Probably the only other thing to consider is whether or not you should invest in a 10G network card. Only the high end motherboards offer this option but you can get a PCIe card that will give you that functionality if you have both the network architecture and the need to support this extra feature. Most people probably don’t need this option but as technology progresses, if transfer speeds to and from network drives is something you do a lot and your network supports it, consider picking up this faster interface.
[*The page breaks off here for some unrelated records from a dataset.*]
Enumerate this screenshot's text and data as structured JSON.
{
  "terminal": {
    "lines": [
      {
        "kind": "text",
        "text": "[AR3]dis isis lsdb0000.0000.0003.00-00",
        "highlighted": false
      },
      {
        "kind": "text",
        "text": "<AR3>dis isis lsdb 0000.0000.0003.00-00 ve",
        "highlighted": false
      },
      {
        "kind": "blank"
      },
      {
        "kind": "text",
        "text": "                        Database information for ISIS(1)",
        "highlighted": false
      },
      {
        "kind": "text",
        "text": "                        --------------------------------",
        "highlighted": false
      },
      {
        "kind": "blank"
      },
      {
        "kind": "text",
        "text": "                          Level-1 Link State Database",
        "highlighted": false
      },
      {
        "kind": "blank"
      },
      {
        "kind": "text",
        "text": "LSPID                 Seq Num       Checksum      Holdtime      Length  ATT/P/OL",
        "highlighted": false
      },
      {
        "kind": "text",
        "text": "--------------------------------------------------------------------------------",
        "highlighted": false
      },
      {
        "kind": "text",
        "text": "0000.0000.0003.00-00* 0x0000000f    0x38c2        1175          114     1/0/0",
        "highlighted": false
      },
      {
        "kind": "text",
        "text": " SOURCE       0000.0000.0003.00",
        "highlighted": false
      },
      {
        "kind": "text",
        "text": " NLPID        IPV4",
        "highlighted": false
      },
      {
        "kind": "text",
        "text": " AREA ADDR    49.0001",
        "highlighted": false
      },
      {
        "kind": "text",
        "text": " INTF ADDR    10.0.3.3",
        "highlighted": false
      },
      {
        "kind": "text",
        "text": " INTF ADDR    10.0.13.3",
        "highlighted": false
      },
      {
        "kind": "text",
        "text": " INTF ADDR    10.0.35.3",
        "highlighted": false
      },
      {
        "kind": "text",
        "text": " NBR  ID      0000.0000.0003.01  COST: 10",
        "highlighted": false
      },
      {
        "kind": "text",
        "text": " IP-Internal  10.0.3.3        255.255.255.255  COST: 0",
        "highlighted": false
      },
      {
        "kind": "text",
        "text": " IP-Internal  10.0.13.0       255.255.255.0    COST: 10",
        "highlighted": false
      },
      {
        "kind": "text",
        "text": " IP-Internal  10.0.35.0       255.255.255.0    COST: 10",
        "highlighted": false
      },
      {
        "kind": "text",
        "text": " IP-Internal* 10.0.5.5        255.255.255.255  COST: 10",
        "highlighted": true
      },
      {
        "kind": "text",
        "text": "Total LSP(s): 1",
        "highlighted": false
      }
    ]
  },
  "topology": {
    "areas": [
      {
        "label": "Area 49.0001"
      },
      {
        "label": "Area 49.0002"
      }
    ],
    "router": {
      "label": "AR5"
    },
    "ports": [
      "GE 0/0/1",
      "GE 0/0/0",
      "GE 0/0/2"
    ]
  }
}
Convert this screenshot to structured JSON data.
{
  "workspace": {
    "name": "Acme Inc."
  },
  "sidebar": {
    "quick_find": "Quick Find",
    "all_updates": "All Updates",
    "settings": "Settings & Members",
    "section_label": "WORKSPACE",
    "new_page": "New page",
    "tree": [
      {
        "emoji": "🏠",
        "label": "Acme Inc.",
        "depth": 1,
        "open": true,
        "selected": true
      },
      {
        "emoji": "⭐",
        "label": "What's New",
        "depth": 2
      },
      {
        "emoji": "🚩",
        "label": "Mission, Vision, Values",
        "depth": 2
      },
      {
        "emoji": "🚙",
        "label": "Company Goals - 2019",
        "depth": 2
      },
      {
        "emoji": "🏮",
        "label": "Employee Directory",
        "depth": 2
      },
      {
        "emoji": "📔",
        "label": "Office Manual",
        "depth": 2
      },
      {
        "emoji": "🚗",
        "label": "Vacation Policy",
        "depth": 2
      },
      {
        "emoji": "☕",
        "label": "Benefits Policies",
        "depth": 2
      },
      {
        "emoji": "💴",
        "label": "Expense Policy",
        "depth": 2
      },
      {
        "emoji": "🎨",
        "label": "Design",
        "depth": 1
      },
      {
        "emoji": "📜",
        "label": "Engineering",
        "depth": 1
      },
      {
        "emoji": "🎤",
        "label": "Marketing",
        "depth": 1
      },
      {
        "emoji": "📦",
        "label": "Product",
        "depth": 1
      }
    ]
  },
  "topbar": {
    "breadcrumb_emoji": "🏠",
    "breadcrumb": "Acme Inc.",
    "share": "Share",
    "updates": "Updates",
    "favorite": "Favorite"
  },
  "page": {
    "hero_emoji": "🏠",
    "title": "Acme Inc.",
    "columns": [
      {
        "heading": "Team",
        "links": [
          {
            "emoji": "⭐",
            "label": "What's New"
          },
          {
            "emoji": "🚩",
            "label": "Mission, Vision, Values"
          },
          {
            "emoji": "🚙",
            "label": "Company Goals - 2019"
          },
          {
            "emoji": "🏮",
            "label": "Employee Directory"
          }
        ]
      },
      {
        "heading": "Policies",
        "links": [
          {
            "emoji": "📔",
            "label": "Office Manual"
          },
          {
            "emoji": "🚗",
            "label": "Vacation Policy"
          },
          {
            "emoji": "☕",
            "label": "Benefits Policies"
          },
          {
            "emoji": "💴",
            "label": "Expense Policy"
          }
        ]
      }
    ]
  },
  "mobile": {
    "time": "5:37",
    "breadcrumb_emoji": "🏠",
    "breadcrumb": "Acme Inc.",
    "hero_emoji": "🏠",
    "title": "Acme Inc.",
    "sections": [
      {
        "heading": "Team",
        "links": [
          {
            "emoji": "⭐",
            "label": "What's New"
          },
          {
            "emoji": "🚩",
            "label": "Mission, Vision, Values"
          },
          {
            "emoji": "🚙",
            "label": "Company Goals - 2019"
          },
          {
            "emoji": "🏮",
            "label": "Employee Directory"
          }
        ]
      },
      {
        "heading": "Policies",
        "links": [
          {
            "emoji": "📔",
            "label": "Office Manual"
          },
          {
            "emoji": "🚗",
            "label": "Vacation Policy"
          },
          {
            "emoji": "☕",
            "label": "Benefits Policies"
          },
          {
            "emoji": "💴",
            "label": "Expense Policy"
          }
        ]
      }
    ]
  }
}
The biggest thing I want you to come away with is to standardize your machines (whether buying, purchasing, or re-purposing). Your computers will at some point fail or have a major issue. Having similarly spec’d machines around can help you get back up and running faster. On that same point, don’t cheap out. With electronics, the difference in price is almost always quality of components or manufacturing process. Decide on a budget for new machines and do your best to stick to it. As I mentioned before, next week we’ll discuss purchasing machines (i.e. HP/Dell workstations, used laptops, etc) and then the week after that I’ll walk you through my process in buying and building production machines and discuss any tricks I’ve learned along the way. If you have any questions or thoughts, don’t hesitate to comment below, leave a message on Facebook, or email me at firstname.lastname@example.org (feel free to email about build details if you are in the market). If you want to get a notification when new content is posted please subscribe to this blog at this link and you’ll get an email when something new goes online. See you all next week!